There is no command apt-add-repository on debian, because PPA is ubuntu thing. That makes 2 problems:

* You can’t easily add PPA
* You may have problems with dependencies, as some debian packages are named differently than ubuntu packages

First problem can be overriden easily. You can either get the source code of apt-add-repository and install it localy, OR you can just insert the url of PPA in format of

to your /etc/apt/sources.list where USER is username on PPA and REPOSITORY is PPA. You also need to replace ubuntu version with any ubuntu version which is most close to your debian version, typically some LTS (precise, or lucid).
The other thing you need to do, is installation of GPG key of the user you want to download packages from:
gpg --keyserver --recv-keys KEY
gpg -a --export KEY | sudo apt-key add - 

Now you should be able to download and use the PPA repository.

You may be however facing the other problem with dependecies, and there is currently no other solution for it, than rebuilding the source package yourself with correct debian dependencies.

Underscores, camels and insane madness of modern programming styles

So, I went over several articles related to programming style, after I noted that basically every modern project uses some special formatting, which even if I am familiar with, I never liked.

I decided to take programming styles little bit more in a detail from technical perspective and made some interesting conclusions.

In past, when GNU project started, most of programmers followed the so called “ISO” style (which is known as Allman see wikipedia) which I kind of like, even if I could think of better one.

This style uses opening and closing bracket for every function on separate line, for example

void Foo(int Bar)
    printf ("%i", Bar);

Unfortunatelly this style has two disadvantages. I love that allman style put brackets vertically on same position – that makes it just perfectly simple to “parse by eyes” and you never get lost in brackets, unfortunately, GNU does pretty weird indentations, probably because old code was developed in 85×24 terminals, so they really needed to keep it low on width.

Nowadays, most of programmers like to write code using style that makes the code “cute” but awfully hard to read, error prone and ineffective.

It’s not just that K&R put brackets in a way, that you can save one line (like if that was actually needed), but can’t figure out which bracket matches which. But also the letter cases are pretty weird. I discovered this great post: you really should check it out. It perfectly describes pro’s and cons of camelCase over underscore_name and I can tell you, I can see why most of respondents changed their mind after reading the article. Underscores, are clearly better in almost everything, and only argument why camelCase is better was “it is more cute”.

I think this kind of reflects the modern programming trends. Programmers, instead of making effective code, write cute code…
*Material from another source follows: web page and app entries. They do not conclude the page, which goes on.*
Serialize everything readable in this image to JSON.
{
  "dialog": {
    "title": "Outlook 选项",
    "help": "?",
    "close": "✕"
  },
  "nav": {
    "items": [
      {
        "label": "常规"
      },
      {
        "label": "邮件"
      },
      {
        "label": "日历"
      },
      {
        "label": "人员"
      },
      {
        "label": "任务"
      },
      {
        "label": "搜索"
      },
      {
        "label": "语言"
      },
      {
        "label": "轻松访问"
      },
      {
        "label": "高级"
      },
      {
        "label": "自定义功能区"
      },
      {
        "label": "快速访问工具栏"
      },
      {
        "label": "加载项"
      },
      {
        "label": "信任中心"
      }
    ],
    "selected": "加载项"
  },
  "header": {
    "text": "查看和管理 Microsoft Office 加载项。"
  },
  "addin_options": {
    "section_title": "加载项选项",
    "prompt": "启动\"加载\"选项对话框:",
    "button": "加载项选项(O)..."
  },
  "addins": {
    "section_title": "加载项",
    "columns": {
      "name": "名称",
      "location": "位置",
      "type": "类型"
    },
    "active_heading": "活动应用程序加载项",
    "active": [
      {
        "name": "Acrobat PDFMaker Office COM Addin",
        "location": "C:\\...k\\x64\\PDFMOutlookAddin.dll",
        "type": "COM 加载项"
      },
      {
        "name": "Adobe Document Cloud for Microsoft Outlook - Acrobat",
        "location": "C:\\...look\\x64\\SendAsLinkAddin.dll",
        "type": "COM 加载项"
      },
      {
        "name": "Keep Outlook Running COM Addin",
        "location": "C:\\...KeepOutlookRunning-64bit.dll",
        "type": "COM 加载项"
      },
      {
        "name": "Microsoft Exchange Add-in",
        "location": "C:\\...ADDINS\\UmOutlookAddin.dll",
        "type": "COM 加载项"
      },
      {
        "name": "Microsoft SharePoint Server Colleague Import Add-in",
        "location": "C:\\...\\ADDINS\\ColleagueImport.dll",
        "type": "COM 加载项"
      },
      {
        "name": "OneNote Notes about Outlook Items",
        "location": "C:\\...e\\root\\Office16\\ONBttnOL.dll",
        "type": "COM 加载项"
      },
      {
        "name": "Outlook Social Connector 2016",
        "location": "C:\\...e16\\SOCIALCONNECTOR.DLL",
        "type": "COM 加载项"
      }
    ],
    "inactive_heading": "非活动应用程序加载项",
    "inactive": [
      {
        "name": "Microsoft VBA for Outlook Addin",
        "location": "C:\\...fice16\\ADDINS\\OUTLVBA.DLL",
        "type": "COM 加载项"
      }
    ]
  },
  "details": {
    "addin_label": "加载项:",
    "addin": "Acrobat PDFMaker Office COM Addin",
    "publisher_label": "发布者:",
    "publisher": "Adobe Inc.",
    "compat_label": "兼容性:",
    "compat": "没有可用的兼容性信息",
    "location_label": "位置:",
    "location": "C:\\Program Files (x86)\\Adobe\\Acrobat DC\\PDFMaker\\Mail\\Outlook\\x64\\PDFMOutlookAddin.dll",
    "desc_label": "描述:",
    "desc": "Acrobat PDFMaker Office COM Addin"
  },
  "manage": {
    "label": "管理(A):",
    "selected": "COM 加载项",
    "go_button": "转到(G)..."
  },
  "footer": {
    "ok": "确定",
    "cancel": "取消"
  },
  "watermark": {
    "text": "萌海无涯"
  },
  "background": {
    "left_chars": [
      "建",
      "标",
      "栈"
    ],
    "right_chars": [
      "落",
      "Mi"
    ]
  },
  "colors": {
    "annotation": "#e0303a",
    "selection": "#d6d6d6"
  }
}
Even if I am not a big fan of Microsoft, I must say that code they use in their examples and Visual Studio has modern and very effective styling which I find extremely easy to read.

They basically use NormalCases and vertically matching brackets for everything, as well as 4 spaces to indent. Which indeed need more space than GNU’s 2 spaces, but make the code easier to read on modern screens with high resolutions. So no matter how people blame Microsoft for everything, this is a style I like and probably going to use in most of my projects, no matter of language. It may not be “cutest” but at least it makes the code easy to read.